Most, if not everyone, should give yoga a fair attempt before deciding it’s for them. If yoga consistently makes you feel sick no matter what, either yoga isn’t for you or the style of yoga you are doing doesn’t align with you, or you are doing the poses incorrectly. 

This is why it helps to have an instructor that can give you direct feedback on your yoga practice to ensure you are on track. 

But even then, there’s a small portion of people where, no matter what, yoga could make it worse for them. 

Hopefully, you aren’t part of that minority and ideally, you find what works for you when it comes to yoga, given that there are so many yoga styles to choose from, probably more than there are ice cream flavors. 

It’s also worth noting that sickness can conveniently happen during yoga, making you attribute it to yoga when it’s something else causing it, and yoga is just helping you relieve that sickness, but sometimes, the remedy can feel worse than the sickness itself, so it’s worth being mindful about where it’s stemming from, to begin with. 

Only then can you make a fair assessment over the long run on whether yoga serves you a purpose or not. It can also be worth it to reduce the time you do yoga, alongside the intensity. When you are starting out, ideally you should choose a yoga that’s calming. 

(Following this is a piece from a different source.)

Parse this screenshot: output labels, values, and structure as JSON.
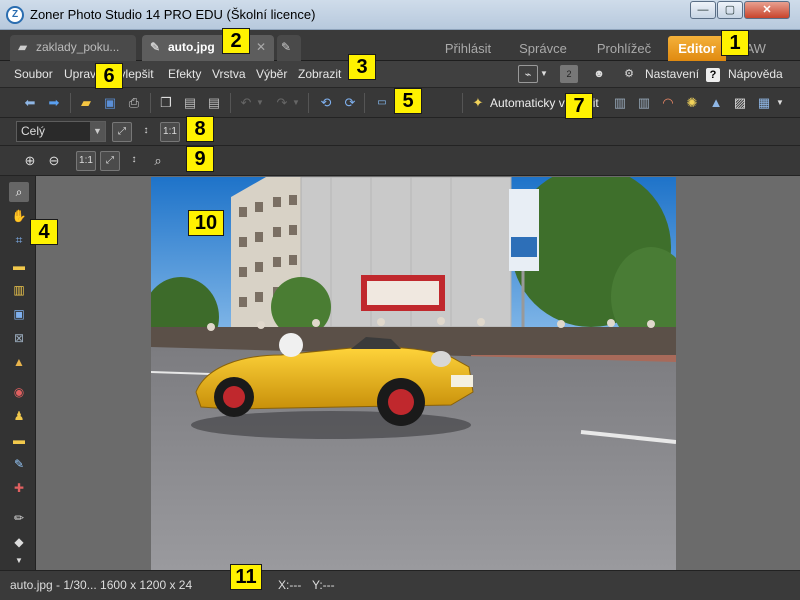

There are of course exceptions but this applies primarily if you are one of those affected by the ‘sickness’ of yoga. 

Over-Pushing Yourself

Many want to overcome their limits, which is admirable. But It’s common for men to want to push themselves, and when it comes to yoga, it’s no exception. 

This is more commonly seen in a physical strength exercise, but many treat yoga as a physical strength exercise because it can provide the same benefits as strength exercise or at least very similar results. 

But with that also comes the drawback that you can feel sick if you are overdoing the yoga, rather than flowing naturally with the yoga. 

Over-pushing yourself can have its pros in the sense of raising your pain threshold, but it can also make you more vulnerable to feeling nauseous or fatigued by the end of the yoga session. 

Never sacrifice your own well-being to accomplish something with yoga, you don’t want to find yourself in a situation where you’ve done irreparable damage and achieve the opposite effects. 

Yoga Can Make You Feel Better From  Sickness

Yoga is generally very safe and feeling sick with the practice is extremely rare, assuming you are doing yoga correctly. 

Sickness can happen for a number of different reasons and in many cases, yoga can make you feel better because it manages to bring peace between the mind and body, and the poses you keep throughout the session are meant to make your organs feel as optimal as possible. 

But a good rule of thumb to prevent any form of sickness with it is simply getting enough sleep, staying hydrated, and avoiding eating before a yoga practice, and for the most part, you should be there in making yoga work for you. 

At this point, it’s all about consistency and discipline. You can’t control what will happen during the yoga practice and you can always stop the yoga practice if it’s too much for you and it’s achieving the opposite of what’s intended. 

Yoga helps us to find this balance between feeling energized by the end of the session and peace during the session. If those are absent during and post yoga, it’s worth looking at the type of yoga you are doing.